posted on March 07, 2011 13:54
MINNETONKA, Minn. - No doubt, at some point this fishing season, you will have "one of those days." You'll be out on the lake on the perfect spot. Your depth finder is screaming hooks, and you've tossed everything but the kitchen sink but still, nothing.
Here's a little secret from fishing legend Al Lindner. Reach back into the recesses of your tackle box and pull out a Jigging Rap. That's right, as in Jigging Rap - the ice fishing lure - by Rapala. Last summer, while filming an episode on a hot July day for Lindner's Angling Edge television program, Al Lindner experimented with the Jigging Rap based on a tip he received. Lindner fished a traditional jig, while his cameraman fished a Jigging Rap. Lindner was astounded by the Jigging Rap's effectiveness in scoring one walleye after another.
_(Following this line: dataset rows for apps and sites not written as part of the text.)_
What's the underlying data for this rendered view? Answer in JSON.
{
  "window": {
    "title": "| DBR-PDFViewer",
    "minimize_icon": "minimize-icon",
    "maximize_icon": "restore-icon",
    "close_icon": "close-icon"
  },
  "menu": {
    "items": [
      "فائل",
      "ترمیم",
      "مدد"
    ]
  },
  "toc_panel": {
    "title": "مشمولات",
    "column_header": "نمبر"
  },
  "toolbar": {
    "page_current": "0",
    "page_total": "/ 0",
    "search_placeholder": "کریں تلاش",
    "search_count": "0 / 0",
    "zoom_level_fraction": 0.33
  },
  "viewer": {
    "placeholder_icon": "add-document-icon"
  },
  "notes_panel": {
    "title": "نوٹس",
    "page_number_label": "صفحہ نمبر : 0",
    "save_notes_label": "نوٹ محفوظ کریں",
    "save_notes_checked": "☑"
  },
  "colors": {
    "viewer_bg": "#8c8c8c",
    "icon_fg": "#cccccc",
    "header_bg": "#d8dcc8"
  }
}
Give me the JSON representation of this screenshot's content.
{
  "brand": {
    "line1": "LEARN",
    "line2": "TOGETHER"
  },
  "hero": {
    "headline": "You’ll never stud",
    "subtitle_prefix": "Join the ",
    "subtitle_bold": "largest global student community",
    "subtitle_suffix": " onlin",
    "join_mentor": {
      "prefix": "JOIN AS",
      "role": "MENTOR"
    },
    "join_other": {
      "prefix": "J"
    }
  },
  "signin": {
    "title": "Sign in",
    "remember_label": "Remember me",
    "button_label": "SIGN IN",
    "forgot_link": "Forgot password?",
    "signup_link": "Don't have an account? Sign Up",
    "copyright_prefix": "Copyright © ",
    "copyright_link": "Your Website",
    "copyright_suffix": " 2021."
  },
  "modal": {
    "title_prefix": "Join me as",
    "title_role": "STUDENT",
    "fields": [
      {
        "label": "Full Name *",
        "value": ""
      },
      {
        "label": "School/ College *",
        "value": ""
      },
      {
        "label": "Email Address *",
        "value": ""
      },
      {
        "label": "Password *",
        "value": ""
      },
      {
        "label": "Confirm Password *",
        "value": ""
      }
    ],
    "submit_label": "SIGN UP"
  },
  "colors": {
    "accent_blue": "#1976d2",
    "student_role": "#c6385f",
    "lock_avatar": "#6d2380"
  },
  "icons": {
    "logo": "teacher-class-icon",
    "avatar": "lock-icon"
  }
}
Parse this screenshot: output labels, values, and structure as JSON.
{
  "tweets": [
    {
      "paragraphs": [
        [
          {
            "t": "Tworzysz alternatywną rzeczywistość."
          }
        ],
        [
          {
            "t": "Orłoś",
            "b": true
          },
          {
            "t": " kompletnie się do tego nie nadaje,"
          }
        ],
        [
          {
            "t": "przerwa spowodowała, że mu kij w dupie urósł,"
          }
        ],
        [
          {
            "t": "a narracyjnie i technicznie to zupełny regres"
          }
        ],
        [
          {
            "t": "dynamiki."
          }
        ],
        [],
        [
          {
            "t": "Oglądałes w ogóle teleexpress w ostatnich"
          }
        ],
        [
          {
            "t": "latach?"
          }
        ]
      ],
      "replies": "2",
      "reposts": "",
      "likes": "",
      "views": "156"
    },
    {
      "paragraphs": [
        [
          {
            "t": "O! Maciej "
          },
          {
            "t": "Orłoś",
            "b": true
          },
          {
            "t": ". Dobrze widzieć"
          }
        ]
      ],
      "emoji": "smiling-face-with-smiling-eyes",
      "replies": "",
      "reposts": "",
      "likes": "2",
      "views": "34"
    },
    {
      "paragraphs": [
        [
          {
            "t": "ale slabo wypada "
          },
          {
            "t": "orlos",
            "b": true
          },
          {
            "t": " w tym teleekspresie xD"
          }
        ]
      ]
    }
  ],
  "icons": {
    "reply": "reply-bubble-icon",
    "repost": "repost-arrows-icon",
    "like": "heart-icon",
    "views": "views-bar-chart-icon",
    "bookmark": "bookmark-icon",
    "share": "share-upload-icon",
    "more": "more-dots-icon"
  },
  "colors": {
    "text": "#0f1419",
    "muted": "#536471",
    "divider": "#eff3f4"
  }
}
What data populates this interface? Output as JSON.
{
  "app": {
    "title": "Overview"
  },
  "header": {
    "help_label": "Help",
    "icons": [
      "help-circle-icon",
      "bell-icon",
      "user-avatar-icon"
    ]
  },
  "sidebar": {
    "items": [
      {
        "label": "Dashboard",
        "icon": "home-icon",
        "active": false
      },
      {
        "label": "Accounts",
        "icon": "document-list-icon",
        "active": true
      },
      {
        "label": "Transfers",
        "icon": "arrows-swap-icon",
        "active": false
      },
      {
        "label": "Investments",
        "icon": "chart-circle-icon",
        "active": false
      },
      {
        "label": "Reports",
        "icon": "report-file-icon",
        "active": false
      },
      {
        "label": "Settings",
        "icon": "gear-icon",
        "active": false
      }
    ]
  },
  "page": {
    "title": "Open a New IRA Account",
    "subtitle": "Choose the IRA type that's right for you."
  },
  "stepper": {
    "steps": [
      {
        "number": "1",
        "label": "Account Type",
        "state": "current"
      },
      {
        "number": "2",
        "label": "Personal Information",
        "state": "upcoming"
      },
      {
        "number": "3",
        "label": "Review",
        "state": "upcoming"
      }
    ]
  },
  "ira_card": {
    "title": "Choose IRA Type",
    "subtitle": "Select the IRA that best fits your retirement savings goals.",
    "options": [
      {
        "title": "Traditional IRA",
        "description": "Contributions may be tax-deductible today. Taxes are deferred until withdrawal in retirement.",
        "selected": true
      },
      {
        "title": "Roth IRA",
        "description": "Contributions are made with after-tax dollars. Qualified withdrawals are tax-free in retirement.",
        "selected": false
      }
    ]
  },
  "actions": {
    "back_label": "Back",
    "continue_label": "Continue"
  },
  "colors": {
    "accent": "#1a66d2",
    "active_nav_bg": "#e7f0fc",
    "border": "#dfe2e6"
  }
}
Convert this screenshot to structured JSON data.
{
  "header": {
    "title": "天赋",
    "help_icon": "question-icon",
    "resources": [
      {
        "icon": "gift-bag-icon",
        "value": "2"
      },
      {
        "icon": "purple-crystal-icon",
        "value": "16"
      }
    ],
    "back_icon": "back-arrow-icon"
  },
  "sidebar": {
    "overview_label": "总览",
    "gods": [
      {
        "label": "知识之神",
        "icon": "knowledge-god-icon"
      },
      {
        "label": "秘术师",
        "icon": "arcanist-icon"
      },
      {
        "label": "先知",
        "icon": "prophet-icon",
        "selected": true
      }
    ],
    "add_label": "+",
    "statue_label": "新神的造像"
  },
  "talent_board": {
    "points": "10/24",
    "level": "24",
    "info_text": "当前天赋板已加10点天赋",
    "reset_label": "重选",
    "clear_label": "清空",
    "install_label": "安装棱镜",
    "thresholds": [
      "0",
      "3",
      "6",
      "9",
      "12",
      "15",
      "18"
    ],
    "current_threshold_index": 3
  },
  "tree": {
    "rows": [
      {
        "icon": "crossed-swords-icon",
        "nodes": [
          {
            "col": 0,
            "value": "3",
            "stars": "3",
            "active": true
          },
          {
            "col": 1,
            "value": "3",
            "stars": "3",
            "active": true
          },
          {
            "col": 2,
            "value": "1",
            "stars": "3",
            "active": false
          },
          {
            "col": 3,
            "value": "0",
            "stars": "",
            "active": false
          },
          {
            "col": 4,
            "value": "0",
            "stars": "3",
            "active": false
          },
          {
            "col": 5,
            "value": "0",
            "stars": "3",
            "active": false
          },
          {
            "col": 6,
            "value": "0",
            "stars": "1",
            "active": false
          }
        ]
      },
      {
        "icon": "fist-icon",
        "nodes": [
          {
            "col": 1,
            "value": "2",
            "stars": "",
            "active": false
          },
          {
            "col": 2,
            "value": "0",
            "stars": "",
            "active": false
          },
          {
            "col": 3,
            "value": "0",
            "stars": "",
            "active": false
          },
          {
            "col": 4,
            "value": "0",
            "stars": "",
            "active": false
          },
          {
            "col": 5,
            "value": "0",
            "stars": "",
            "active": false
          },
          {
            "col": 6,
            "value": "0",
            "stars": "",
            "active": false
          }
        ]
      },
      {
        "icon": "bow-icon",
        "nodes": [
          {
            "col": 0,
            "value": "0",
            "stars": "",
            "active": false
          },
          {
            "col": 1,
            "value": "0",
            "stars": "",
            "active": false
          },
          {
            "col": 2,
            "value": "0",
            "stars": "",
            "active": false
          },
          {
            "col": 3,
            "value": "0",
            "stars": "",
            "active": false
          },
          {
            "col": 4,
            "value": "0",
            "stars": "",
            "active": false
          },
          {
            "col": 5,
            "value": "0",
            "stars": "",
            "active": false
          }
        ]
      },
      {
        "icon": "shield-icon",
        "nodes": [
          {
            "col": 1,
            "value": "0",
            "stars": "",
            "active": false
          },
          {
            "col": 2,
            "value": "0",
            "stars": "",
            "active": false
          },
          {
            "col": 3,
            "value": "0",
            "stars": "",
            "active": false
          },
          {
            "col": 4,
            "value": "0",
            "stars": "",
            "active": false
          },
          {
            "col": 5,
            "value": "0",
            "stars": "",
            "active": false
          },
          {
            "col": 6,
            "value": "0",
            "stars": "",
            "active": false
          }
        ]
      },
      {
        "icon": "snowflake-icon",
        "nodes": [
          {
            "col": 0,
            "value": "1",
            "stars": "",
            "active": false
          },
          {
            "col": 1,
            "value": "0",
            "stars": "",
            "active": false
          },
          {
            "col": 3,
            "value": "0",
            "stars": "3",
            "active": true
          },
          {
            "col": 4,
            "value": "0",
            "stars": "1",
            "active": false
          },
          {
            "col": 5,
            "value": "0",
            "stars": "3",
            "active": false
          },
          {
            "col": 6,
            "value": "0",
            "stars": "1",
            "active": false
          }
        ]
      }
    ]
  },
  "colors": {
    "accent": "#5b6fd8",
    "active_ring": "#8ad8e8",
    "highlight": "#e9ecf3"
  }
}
"I knew we were onto something," said Lindner. "I began to refine the technique of fishing the Jigging Rap in open water, which I call "snap jigging." This is simply an incredibly versatile lure and technique that will put more walleyes in your boat this summer, guaranteed."
The "secret" of the Jigging Rap isn't necessarily new but it has been well kept over the years by those in the know. Back in the mid-1990s, the Jigging Rap became the rage far from the frozen lakes of the northern states in Southern California. There, local anglers discovered its effectiveness on monster bass suspended in 20-to-25 feet of water in lakes such as Castaic, Perris and Casitas. On Lake of the Woods, the Jigging Rap is a closely guarded secret among locals used in mid-summer for suspending crappies and walleyes.
For those not familiar with the Jigging Rap, it's a special fish-shaped bait that has a fin on the tail, a single hook on the front and tail, and a treble hook directly in the middle of the lure's underside. The eyelet is not on the nose of the lure, but rather, directly in the center of the top side of the lure. It's this unique design that gives the Jigging Rap its curious action: when jigged vertically through an ice hole, it moves in a figure-eight when slowly lifted up and down.
In open water, the Jigging Rap can take on a completely different action, resulting in powerful strikes from walleyes and other species located in 18-to-45 feet of water. Use a 7-foot medium-action spinning rod with Sufix Elite line (8-to-10 pound test recommended) with a barrel swivel tied onto your line about 18-inches above the lure to minimize line twist. Then, tie on a Jigging Rap or Jigging Shad (sizes 5, 7 or 9). No live bait is necessary.
Use this setup on lakes with sand and gravel bottoms. Avoid real rocky structures or you'll lose too many Raps because of the treble hook. Snap the lure and allow it to sweep 3-to-4 feet at a time. The snapping action triggers the Jigging Rap's erratic action. The lure will dart this way and then that, until it crashes to the bottom. And that's when the walleyes strike.
"It's a reaction bite, pure and simple," says Lindner. "This is one of the most effective fishing techniques to catch walleyes in years. Believe me; you have to experience it to believe it."
To learn more about Lindner's secret new walleye fishing technique, check out the video link below.
Al Lindner video: http://www.rapala.com/emarketing/email_campaigns/erap-up_38/jigging_rap/.
-- Source: Berkley's "The Fishing Wire," www.TheFishingWire.com